We had an interesting and long conversation yesterday on the boulder whatsapp chat (apologies to those who sat through my endless messages) which I wanted to preserve here. The question started off being largely about where the best place to aim your reserve throw should be to minimize the chances of reserve entanglement.
Short answer: Throw the reserve as hard as you possibly can towards and slightly above the horizon WITH the G-forces. In an autorotation this direction will be more towards your feet. In a flat spin or stall, it will be off to your side. NEVER throw it at the ground or in the direction that your lines run towards your canopy ( which is towards the G forces)
Here’s my analysis:
First, it is important to understand the distinction between a spiral and a SAT. The most important difference is that a spiral rotates about an axis “above” the canopy, and a SAT rotates about an axis somewhere between the canopy and the pilot. See below, where in each case the glider rotates about an axis coming perpendicular out of the screen at the blue bullseye. The glider and lines sweep an area outlined in red as it descends vertically (into the screen). This “keep out” area is a huge risk to reserve entanglement, so the goal is to get the reserve outside of it as quickly as possible, reaching line stretch and deploying before something can foul it
Note that what makes a SAT particularly dangerous is that you are inside of the keep out zone and the reserve has to make it outside before something catches it. In a spiral, you are outside in “clean” air so a successful deployment is much more likely.
In a spiral, the decision is easy. You throw to the outside of the spiral and the g forces carry the reserve into clean air.
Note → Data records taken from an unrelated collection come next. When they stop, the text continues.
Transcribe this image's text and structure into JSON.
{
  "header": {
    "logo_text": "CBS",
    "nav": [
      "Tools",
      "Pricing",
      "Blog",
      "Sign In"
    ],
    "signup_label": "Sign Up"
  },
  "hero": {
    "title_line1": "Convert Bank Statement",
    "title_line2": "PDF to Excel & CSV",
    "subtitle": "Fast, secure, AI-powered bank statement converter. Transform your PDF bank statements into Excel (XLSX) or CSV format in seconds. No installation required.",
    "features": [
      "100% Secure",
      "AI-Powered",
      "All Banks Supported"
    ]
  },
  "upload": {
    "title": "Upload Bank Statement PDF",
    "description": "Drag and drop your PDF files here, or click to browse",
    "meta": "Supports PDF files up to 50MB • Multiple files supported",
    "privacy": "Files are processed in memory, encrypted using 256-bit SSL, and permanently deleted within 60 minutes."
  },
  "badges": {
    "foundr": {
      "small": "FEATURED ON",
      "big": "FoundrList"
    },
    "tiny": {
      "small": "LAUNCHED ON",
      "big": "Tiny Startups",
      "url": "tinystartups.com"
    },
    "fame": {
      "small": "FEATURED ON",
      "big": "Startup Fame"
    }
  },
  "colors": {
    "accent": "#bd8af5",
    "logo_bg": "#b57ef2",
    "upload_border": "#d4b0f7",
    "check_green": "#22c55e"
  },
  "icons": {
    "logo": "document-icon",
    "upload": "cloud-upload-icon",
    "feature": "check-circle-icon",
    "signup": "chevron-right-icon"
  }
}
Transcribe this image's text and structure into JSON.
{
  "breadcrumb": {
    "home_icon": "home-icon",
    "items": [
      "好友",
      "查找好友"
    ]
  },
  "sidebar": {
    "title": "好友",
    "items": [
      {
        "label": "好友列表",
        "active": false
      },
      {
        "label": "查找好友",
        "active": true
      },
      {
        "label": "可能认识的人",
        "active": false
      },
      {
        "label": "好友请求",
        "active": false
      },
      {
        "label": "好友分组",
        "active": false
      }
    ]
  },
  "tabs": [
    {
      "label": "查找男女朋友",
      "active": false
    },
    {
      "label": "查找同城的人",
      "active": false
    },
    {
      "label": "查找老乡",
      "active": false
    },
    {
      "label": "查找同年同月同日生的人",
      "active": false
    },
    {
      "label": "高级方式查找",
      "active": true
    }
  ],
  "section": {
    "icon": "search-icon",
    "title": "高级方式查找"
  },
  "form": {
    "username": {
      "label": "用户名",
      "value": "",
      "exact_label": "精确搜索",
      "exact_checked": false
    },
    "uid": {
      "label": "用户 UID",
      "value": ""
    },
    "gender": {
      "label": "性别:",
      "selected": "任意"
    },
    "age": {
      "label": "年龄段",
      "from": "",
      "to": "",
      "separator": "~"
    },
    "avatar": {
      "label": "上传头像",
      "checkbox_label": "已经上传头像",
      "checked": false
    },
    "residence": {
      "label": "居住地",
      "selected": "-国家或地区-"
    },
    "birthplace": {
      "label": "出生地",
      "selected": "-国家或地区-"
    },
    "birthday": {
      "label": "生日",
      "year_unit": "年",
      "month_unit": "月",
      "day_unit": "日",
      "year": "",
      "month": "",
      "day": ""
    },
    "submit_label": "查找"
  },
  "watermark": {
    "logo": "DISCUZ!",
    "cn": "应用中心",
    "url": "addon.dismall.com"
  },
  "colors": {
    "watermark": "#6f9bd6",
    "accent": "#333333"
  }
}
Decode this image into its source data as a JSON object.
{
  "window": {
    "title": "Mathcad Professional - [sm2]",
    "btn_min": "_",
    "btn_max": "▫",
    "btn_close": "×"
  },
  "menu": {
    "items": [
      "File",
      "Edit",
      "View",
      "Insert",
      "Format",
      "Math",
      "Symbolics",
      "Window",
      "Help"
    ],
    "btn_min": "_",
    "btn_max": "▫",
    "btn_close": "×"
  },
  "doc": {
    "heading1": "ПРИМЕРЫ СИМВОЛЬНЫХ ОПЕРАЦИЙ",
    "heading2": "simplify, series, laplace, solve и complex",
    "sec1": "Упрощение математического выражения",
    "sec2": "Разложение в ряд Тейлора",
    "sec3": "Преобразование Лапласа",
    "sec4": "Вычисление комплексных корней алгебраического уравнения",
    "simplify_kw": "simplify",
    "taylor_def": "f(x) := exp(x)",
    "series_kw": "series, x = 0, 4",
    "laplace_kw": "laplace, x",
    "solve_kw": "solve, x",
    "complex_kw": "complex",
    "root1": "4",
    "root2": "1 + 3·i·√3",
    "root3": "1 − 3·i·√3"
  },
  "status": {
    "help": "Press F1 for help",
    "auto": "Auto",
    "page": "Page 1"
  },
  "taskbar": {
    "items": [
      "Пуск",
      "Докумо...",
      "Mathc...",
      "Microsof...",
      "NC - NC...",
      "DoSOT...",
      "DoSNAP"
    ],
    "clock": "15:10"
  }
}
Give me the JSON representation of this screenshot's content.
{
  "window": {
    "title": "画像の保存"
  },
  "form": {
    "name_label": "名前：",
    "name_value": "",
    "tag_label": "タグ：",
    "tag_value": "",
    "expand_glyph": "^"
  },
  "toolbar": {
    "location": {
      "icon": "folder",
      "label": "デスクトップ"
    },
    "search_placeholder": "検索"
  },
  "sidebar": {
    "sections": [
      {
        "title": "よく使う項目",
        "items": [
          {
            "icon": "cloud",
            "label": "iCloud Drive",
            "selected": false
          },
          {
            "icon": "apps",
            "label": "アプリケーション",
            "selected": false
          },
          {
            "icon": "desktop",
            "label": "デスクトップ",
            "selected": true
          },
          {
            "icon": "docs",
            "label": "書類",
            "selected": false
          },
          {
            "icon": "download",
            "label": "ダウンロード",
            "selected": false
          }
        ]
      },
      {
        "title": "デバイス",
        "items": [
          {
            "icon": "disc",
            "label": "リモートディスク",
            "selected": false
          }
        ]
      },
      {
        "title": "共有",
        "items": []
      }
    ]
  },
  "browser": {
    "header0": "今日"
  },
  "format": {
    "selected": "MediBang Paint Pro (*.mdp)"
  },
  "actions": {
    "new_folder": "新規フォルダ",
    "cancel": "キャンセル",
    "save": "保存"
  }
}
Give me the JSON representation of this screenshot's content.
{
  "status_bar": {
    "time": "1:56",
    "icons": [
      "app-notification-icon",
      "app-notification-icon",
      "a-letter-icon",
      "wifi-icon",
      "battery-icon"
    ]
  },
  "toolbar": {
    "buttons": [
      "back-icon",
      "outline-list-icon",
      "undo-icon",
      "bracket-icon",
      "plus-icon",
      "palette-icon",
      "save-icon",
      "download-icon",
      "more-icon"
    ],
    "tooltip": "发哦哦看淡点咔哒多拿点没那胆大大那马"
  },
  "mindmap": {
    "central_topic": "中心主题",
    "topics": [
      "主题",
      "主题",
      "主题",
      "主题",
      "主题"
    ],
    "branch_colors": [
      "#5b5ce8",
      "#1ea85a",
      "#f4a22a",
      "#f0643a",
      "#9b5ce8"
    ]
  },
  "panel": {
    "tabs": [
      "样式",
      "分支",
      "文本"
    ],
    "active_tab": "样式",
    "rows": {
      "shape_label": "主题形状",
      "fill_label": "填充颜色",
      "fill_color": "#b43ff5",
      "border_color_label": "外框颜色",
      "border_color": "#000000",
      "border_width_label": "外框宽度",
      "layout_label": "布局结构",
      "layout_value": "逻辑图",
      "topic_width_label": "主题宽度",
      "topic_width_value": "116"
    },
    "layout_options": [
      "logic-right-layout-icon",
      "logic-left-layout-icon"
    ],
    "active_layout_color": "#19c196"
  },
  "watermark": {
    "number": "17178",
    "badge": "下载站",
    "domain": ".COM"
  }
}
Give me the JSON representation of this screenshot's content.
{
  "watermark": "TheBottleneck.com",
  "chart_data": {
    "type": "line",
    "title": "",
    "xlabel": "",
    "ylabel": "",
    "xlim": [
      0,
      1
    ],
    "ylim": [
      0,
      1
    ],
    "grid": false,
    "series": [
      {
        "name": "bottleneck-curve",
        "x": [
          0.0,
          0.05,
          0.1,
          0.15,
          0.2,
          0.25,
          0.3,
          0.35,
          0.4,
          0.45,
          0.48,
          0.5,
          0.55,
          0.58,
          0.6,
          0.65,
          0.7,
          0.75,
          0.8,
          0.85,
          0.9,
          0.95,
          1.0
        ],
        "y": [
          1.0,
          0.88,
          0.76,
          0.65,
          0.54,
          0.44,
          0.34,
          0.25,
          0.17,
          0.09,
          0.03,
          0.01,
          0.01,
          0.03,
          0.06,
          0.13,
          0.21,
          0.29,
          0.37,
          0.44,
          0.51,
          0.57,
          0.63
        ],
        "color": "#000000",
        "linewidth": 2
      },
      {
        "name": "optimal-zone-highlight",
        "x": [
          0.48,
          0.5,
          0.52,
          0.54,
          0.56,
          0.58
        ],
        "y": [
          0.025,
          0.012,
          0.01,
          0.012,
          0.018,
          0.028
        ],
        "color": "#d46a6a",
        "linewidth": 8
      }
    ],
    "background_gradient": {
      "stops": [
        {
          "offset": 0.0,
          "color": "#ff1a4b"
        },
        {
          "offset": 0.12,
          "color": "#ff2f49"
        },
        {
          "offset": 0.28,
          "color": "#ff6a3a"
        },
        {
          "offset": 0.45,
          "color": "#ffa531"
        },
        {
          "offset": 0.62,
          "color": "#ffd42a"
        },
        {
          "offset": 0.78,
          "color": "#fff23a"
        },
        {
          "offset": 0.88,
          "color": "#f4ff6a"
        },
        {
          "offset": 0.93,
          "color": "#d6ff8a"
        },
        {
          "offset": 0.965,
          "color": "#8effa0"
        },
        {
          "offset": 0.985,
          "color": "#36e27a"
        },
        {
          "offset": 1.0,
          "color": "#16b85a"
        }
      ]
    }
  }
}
If the G forces are high your throw almost doesnt matter, it will deploy very rapidly.
In a sat, the conventional wisdom is to “throw at the trialing edge of the glider”, the rationale being that the glider will not be there by the time the reserve arrives. What is wrong about this advice is that (1) in doing so you are throwing against the G forces and (2), your body is accelerating into this direction, which puts slack into the reserve bridle and delays the opening, and (3) the reserve must traverse a longer path through the keep out zone, increasing the risk of entanglement. In the event of a weak throw, the wing will make it all the way around and catch the reserve anyway before it clears the keep out zone.
Bad SAT throw
In contrast, if you throw in the “same” direction as a spiral, the G forces work in your favor to stretch the bridle out and get the reserve open. Yes, the glider will be “closer” to the reserve, but it doesnt matter if the reserve is already at line stretch and opening. Plus in a good throw, it will be outside of the keep out area.
Good SAT throw
The tricky party is identifying the right location. In a high stress situation it is exceedingly difficult to process visual information, so its best to have a simple plan that you can execute reliably. Whenever the g forces are high, your feet will be pointing roughly towards the horizon, so the throw direction is generally towards your feet. In a slower speed malfunction such as a stall or spin, the g forces are lower and the correct direction to throw relative to your body is sideways. In both cases the reserve still goes out towards the horizon, away from the vertical keep out column.